Usually the creation of a secondary suite requires the homeowner to take out a loan and/or secondary mortgage in the amount of $20,000 to $30,000, on average. In most cases, the rent will usually exceed the cost of repaying the loan. The suite also lowers the monthly carrying costs for a homeowner and also reduces the required annual qualifying income for a mortgage (see below).
© 2015 CMHC-SCHL “Permitting Secondary Suites”
Governments have had programs that are designed to make the conversion financially attractive. The programs provide interest free loans and forgivable grants through programs that usually had a high take-up rate.
Impact of Secondary Suites
For those municipalities allowing secondary suites there will always be opposition. Communities often cite worries that the densification will lead to:
- The overcrowding of schools and neighborhoods
- Increased parking problems
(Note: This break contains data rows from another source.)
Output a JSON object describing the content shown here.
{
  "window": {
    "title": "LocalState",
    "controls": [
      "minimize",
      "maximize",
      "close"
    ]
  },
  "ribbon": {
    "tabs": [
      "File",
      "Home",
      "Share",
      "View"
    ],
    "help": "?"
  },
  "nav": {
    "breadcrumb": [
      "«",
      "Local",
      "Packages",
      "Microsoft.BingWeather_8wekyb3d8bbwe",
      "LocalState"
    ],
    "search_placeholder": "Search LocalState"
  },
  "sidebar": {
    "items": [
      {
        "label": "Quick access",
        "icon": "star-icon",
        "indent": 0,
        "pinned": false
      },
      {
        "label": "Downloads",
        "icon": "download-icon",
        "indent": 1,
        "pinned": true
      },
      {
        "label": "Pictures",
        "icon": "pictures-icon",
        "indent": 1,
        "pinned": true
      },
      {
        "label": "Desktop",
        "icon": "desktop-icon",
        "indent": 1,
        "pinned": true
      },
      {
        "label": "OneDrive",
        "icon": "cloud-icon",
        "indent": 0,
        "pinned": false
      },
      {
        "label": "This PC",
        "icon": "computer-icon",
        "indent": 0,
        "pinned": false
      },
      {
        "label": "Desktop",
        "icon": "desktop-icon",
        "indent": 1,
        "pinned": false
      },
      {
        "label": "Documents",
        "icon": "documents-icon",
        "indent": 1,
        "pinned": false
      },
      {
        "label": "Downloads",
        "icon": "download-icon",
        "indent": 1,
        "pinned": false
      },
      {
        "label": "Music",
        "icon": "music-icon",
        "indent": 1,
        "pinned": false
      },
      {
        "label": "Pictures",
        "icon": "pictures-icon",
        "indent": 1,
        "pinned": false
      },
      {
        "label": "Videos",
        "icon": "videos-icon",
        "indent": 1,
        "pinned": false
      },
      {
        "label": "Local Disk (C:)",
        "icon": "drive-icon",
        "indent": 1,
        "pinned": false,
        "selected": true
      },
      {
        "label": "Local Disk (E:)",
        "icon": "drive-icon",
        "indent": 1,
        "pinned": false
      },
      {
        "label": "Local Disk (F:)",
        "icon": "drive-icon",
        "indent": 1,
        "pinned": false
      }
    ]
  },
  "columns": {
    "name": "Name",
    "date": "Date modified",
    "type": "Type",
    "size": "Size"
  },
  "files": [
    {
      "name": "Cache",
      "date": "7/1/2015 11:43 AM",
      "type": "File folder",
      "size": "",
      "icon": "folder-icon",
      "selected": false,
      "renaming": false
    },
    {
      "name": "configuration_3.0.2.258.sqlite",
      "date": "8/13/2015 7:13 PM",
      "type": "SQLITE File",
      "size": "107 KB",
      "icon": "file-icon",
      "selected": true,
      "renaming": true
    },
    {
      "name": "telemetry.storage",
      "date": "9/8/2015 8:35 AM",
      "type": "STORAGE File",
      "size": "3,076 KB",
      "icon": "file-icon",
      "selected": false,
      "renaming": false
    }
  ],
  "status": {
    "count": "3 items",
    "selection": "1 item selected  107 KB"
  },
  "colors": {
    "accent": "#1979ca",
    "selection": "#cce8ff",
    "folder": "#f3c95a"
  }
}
- Higher use of water, sewer, and garbage collection services
CMHC research has shown this not to be true. In a study regarding the impact of municipal user fees on secondary suites, the addition of a suite was shown to not have an overall negative community impact. This is attributed to a trend towards smaller household size (suite does not put an additional burden on municipal infrastructure) and the ability of secondary suites to absorb underutilized capacity and allow for more effective use of resources.
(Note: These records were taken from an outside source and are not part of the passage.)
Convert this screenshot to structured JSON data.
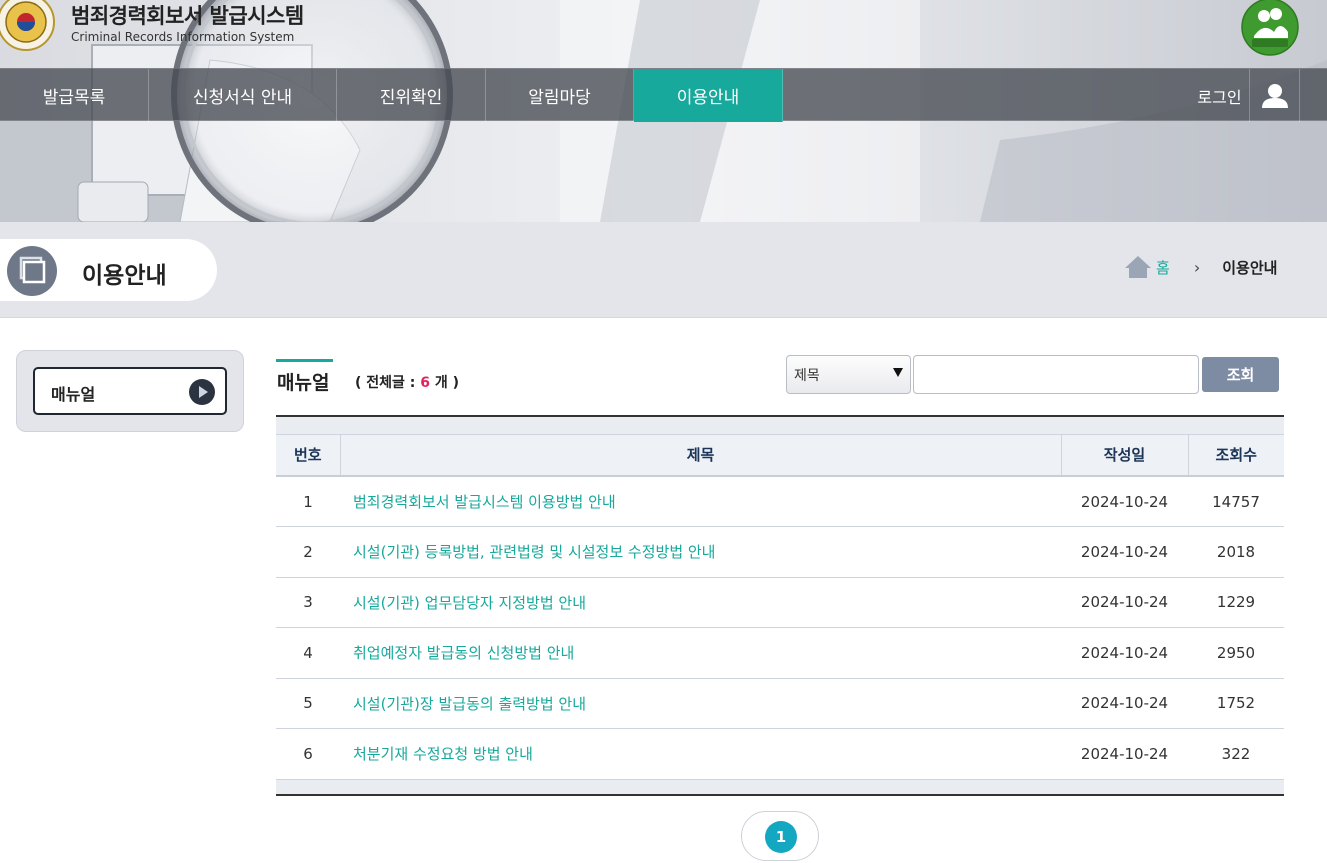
{
  "header": {
    "title": "범죄경력회보서 발급시스템",
    "subtitle": "Criminal Records Information System"
  },
  "nav": {
    "items": [
      {
        "label": "발급목록"
      },
      {
        "label": "신청서식 안내"
      },
      {
        "label": "진위확인"
      },
      {
        "label": "알림마당"
      },
      {
        "label": "이용안내",
        "active": true
      }
    ],
    "login_label": "로그인"
  },
  "page": {
    "title": "이용안내",
    "breadcrumb": {
      "home": "홈",
      "current": "이용안내"
    }
  },
  "sidebar": {
    "items": [
      {
        "label": "매뉴얼"
      }
    ]
  },
  "board": {
    "title": "매뉴얼",
    "count_prefix": "( 전체글 : ",
    "count": "6",
    "count_suffix": " 개 )",
    "search": {
      "field_selected": "제목",
      "button_label": "조회",
      "input_value": ""
    },
    "columns": [
      "번호",
      "제목",
      "작성일",
      "조회수"
    ],
    "rows": [
      {
        "no": "1",
        "subject": "범죄경력회보서 발급시스템 이용방법 안내",
        "date": "2024-10-24",
        "views": "14757"
      },
      {
        "no": "2",
        "subject": "시설(기관) 등록방법, 관련법령 및 시설정보 수정방법 안내",
        "date": "2024-10-24",
        "views": "2018"
      },
      {
        "no": "3",
        "subject": "시설(기관) 업무담당자 지정방법 안내",
        "date": "2024-10-24",
        "views": "1229"
      },
      {
        "no": "4",
        "subject": "취업예정자 발급동의 신청방법 안내",
        "date": "2024-10-24",
        "views": "2950"
      },
      {
        "no": "5",
        "subject": "시설(기관)장 발급동의 출력방법 안내",
        "date": "2024-10-24",
        "views": "1752"
      },
      {
        "no": "6",
        "subject": "처분기재 수정요청 방법 안내",
        "date": "2024-10-24",
        "views": "322"
      }
    ]
  },
  "pagination": {
    "current": "1"
  },
  "colors": {
    "accent": "#17a99c",
    "count_highlight": "#e0245e",
    "pager": "#14a7c2",
    "search_button": "#7d8ba3"
  },
  "icons": [
    "police-emblem-icon",
    "eprivacy-badge-icon",
    "user-icon",
    "window-icon",
    "home-icon",
    "chevron-right-icon",
    "arrow-right-circle-icon"
  ]
}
In terms of infrastructure, secondary suites also serve to offset the decline in school population. The impact on parking was found to be negligible since suite occupants tend to owner fewer cars in comparison to those living in single-detached homes.
Secondary Suites in Canada
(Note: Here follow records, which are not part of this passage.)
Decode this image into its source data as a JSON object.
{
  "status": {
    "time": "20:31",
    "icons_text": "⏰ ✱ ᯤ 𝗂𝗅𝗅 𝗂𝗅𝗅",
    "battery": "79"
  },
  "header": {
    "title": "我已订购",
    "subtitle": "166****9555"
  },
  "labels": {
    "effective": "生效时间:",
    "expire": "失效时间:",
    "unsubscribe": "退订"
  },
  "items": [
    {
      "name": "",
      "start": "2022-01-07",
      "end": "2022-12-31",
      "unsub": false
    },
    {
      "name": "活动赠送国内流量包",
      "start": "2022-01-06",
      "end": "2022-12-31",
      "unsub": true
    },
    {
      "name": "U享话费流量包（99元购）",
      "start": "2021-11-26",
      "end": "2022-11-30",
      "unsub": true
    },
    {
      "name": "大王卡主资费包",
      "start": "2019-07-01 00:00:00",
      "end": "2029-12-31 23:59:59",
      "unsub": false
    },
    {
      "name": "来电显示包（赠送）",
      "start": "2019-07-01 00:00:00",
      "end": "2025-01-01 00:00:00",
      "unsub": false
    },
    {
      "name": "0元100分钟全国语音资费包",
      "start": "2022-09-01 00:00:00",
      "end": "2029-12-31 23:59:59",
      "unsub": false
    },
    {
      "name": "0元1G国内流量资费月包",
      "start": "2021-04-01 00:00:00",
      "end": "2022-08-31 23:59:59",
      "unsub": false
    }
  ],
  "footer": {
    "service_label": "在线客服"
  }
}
A CMHC study using information on local secondary suite policies from 650 Canadian municipalities in census metropolitan areas (CMAs) and census agglomerations (CAs) was completed in 2014. It showed that overall, 77 percent of these 650 municipalities permit secondary suites (501 units). This was up from 54 percent in 2006.
© 2015 CMHC-SCHL “Permitting Secondary Suites”
More than half (58 per cent) of the municipalities that did not permit secondary suite dwellings were in rural, and just over a quarter (28 percent) were in small municipalities. 10 percent of medium areas and 4 percent of large areas did not permit these units.
The most frequently used zoning permissions among permitting municipalities included:
- Imposing a size limitation,the secondary suite in relation to the primary building
- Limiting the number of rooms and/or specifying a minimum lot size to be permitted
- Allowing the secondary suites within a primary dwelling
- Subjecting the suites to a specific process identified as discretionary or conditional (which could result in the suite being denied)
- Imposing occupancy limitations (limited the number of occupants in the suite and/or allowing only relatives, or persons with special needs, to occupy the suite)
- Having a permitting process that involves municipal approvals or agreements
- Setting temporary use or time limitations on the suite
- Allowing suites only in specific zones and/or specific types of dwellings
If you have more questions about these, or other, zoning permissions, please give us a call at
1-888-824-7346. Our Member forum myREINspace.com is also a great source of information and advice from other like-minded Members.